How to debug your front-end/back-end interface with the Developer Tools network tab
November 19, 2018Jordan Lao4 min read
When I started web development, the developer tools were so new to me I thought I would save time not using them in the first place. I quickly realized how wrong I was as I started using them. No more console.log required, debugging became a piece of cake in a lot of cases!
The Network tab is used to track all the interactions between your front end and your back end, thus the network.
In this article, I will show usages of the developer tools Network tab on Google Chrome web browser.
Let's start exploring the network tab!
Record the network logs
The first thing to do is to record the network logs by making sure the record button is activated before going on the page you want to record:
Check the response of a request sent to your server
You can keep only the requests sent to your server by clicking on the filter icon and then selecting "XHR":
In that section, you can see some information about your requests:
- HTTP status code
- Type of request
- Size of the request
To get more details about a request, you can simply click on it.
Let's look at the my-shortcuts endpoint that retrieves the shortcuts of an user connected on the application I am using.

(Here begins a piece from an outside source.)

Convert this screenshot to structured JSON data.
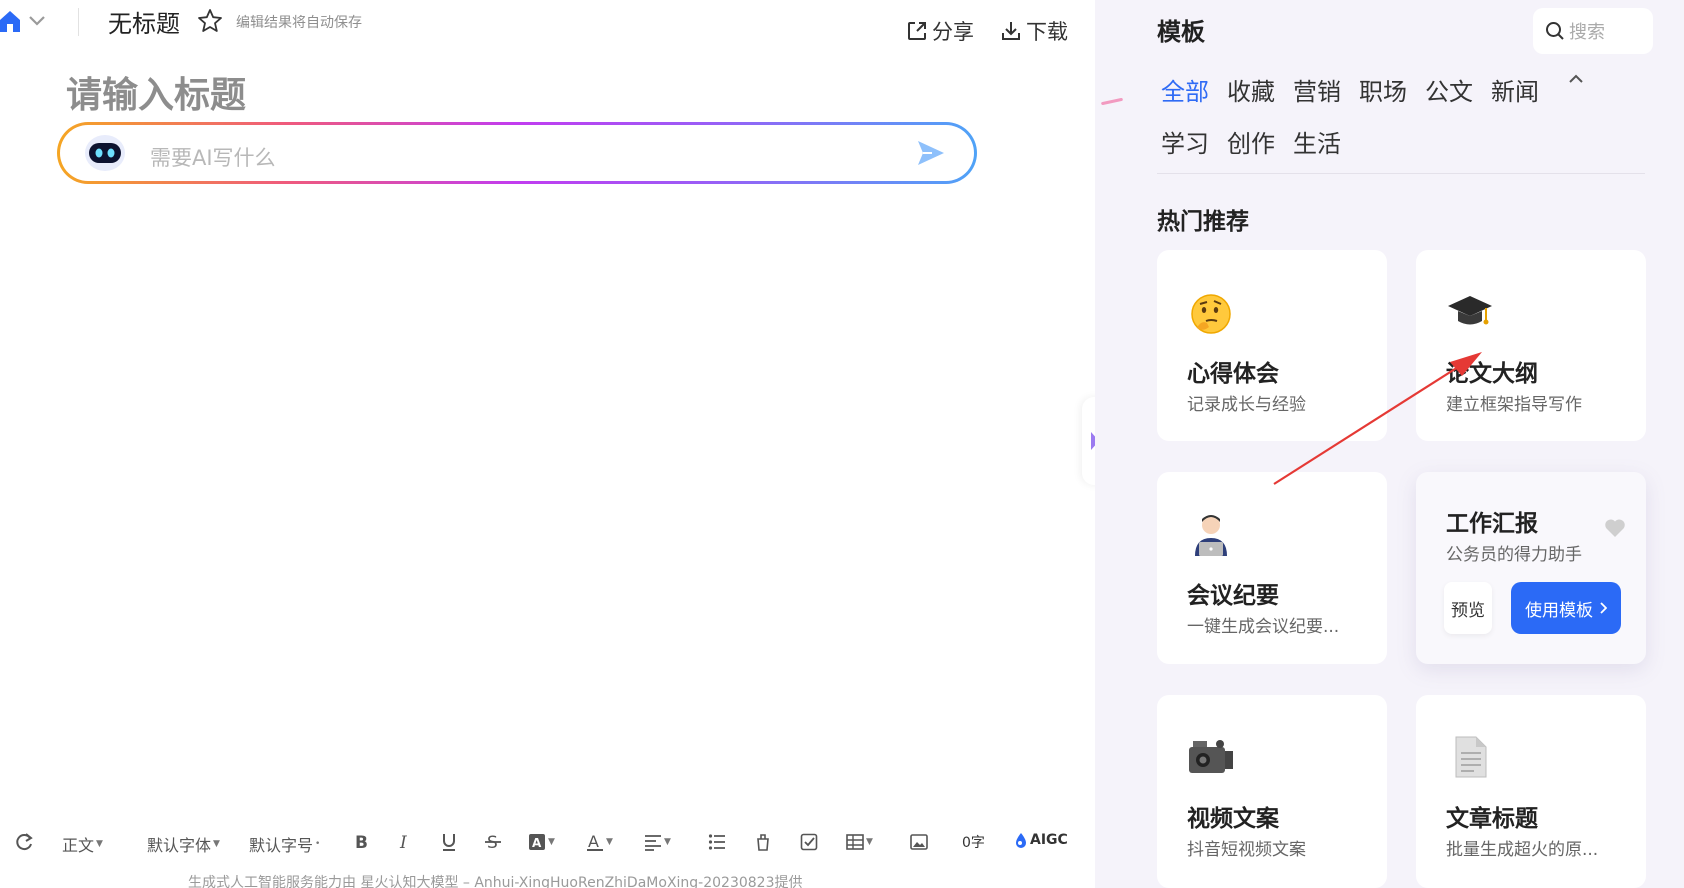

You can look at the formatted response by clicking on the "Preview" tab:
If the response of an XHR is an image, you will be able to preview the image instead.
On this tab, it becomes easy to determine if the format of the response corresponds to what your front end expected.
Great! Now you know how to check the response of a request sent to your server without writing any console.log in your code!
Test your requests with various Internet connection speeds
If the users of the application you are developing have a lower Internet speed than yours, it can be interesting to test your application with custom Internet speed.
It is possible to do so by using bandwidth throttling by clicking on the following dropdown menu:
Replay a request
Replaying a request can be useful if you want to see how the front end interacts with the response of a request again or if you need to test your request with different parameters. It can be long and painful to reload the page and reproduce exactly the same actions over and over again. Here are some better ways to replay a request:
- When right-clicking on a request, you can copy the cURL format of your request and paste it in the terminal of your computer to send the request to your back end:
- When right-clicking on a request, you can copy the request headers and paste them in your favorite API development environment (e.g. Postman):
In Postman, click on "Headers tab" > "Bulk Edit" to edit the headers:
Now all you need to do is paste your headers. Don't forget to comment the path of the request which is not a header:
- If you are using "XHR" requests, you can simply right-click on the request you want to replay and click on "Replay XHR:
I hope that I could help you debug your network interactions with this article!